So for Mother's Day -- May 14, in case you'd forgotten -- Kraft, the mac and cheese people, have decided to make moms feel better about who they really are: stressed, frustrated, exasperated human beings who swear quite a lot.

Indeed, Kraft's research says moms swear more than dads. Seventy-four percent admit they've sworn in front of their kids. Of course they have. Dads have it easy.

So the company has just released a campaign that says to moms: Swear away. You'll feel better for it.

Of course, it jokingly offers alternatives to the F-ing and B-ing. It's all lovingly put together. The online ad features (fake) swearing expert Melissa Mohr, Ph.D.

She wrote the seminal "Holy Sh*t. A Brief History of Swearing." She curses all the time. Indeed, she addresses the 26 percent who claim never to have sworn in front of their kids. "You're full of sh*t," she says.

Mohr claims she's the expert in helping other moms avoid "these not-so-perfect parenting situations."


So she suggests such delightful turns of phrase as "flipping goof-nuggets" and "son of a motherless goat."

But then there's a website to accompany this liberation. SwearLikeAMother.com (yes, really) allows kids to make special Mother's Day cards out of mac and cheese boxes.

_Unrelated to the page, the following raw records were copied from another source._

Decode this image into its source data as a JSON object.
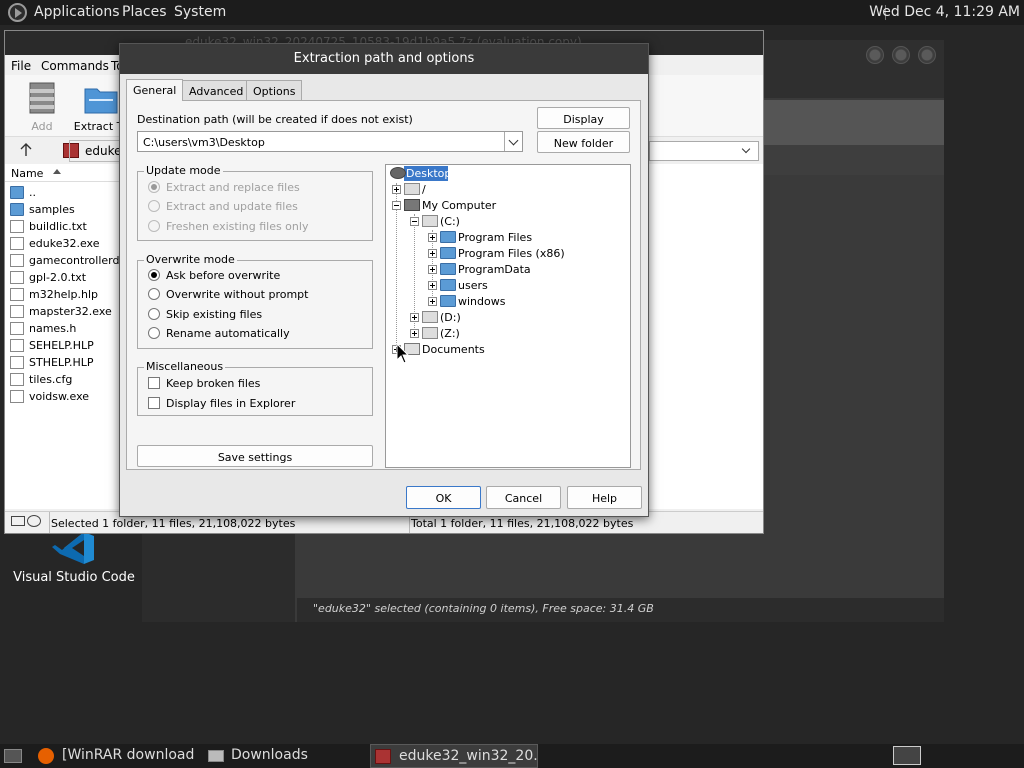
{
  "top_panel": {
    "menus": [
      "Applications",
      "Places",
      "System"
    ],
    "clock": "Wed Dec  4, 11:29 AM"
  },
  "file_manager": {
    "status": "\"eduke32\" selected (containing 0 items), Free space: 31.4 GB"
  },
  "desktop": {
    "vscode_label": "Visual Studio Code"
  },
  "winrar": {
    "title": "eduke32_win32_20240725_10583-19d1b9a5.7z (evaluation copy)",
    "menu": [
      "File",
      "Commands",
      "To"
    ],
    "tools": [
      {
        "label": "Add",
        "icon": "archive-add-icon"
      },
      {
        "label": "Extract To",
        "icon": "extract-to-icon"
      }
    ],
    "address": "eduke",
    "list_header": "Name",
    "files": [
      {
        "name": "..",
        "type": "folder"
      },
      {
        "name": "samples",
        "type": "folder"
      },
      {
        "name": "buildlic.txt",
        "type": "file"
      },
      {
        "name": "eduke32.exe",
        "type": "file"
      },
      {
        "name": "gamecontrollerd...",
        "type": "file"
      },
      {
        "name": "gpl-2.0.txt",
        "type": "file"
      },
      {
        "name": "m32help.hlp",
        "type": "file"
      },
      {
        "name": "mapster32.exe",
        "type": "file"
      },
      {
        "name": "names.h",
        "type": "file"
      },
      {
        "name": "SEHELP.HLP",
        "type": "file"
      },
      {
        "name": "STHELP.HLP",
        "type": "file"
      },
      {
        "name": "tiles.cfg",
        "type": "file"
      },
      {
        "name": "voidsw.exe",
        "type": "file"
      }
    ],
    "status_left": "Selected 1 folder, 11 files, 21,108,022 bytes",
    "status_right": "Total 1 folder, 11 files, 21,108,022 bytes"
  },
  "dialog": {
    "title": "Extraction path and options",
    "tabs": [
      "General",
      "Advanced",
      "Options"
    ],
    "dest_label": "Destination path (will be created if does not exist)",
    "dest_value": "C:\\users\\vm3\\Desktop",
    "display_button": "Display",
    "new_folder_button": "New folder",
    "update_mode": {
      "title": "Update mode",
      "options": [
        "Extract and replace files",
        "Extract and update files",
        "Freshen existing files only"
      ],
      "selected": 0,
      "disabled": true
    },
    "overwrite_mode": {
      "title": "Overwrite mode",
      "options": [
        "Ask before overwrite",
        "Overwrite without prompt",
        "Skip existing files",
        "Rename automatically"
      ],
      "selected": 0
    },
    "misc": {
      "title": "Miscellaneous",
      "options": [
        "Keep broken files",
        "Display files in Explorer"
      ]
    },
    "save_settings": "Save settings",
    "tree": [
      {
        "label": "Desktop",
        "icon": "desktop-icon",
        "selected": true
      },
      {
        "label": "/",
        "icon": "drive-icon"
      },
      {
        "label": "My Computer",
        "icon": "computer-icon"
      },
      {
        "label": "(C:)",
        "icon": "drive-icon"
      },
      {
        "label": "Program Files",
        "icon": "folder-icon"
      },
      {
        "label": "Program Files (x86)",
        "icon": "folder-icon"
      },
      {
        "label": "ProgramData",
        "icon": "folder-icon"
      },
      {
        "label": "users",
        "icon": "folder-icon"
      },
      {
        "label": "windows",
        "icon": "folder-icon"
      },
      {
        "label": "(D:)",
        "icon": "drive-icon"
      },
      {
        "label": "(Z:)",
        "icon": "drive-icon"
      },
      {
        "label": "Documents",
        "icon": "documents-icon"
      }
    ],
    "ok": "OK",
    "cancel": "Cancel",
    "help": "Help"
  },
  "taskbar": {
    "tasks": [
      "[WinRAR download ...",
      "Downloads",
      "eduke32_win32_20..."
    ]
  },
  "colors": {
    "selection": "#3a78c9",
    "folder": "#5b9bd5",
    "panel_bg": "#1c1c1c"
  }
}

I feel sure that one or two moms watching this will recognize some of the situations presented by Mohr and feel a certain kinship.

I feel sure they won't bother with euphemisms such as "flipping goof-nuggets." They'll simply swear their souls out, while explaining to the kids, "I'm part of the 74 percent and I'm proud of it."

Does the Mac still matter? Apple execs tell why the MacBook Pro was over four years in the making, and why we should care.

It's Complicated: This is dating in the age of apps. Having fun yet? These stories get to the heart of the matter.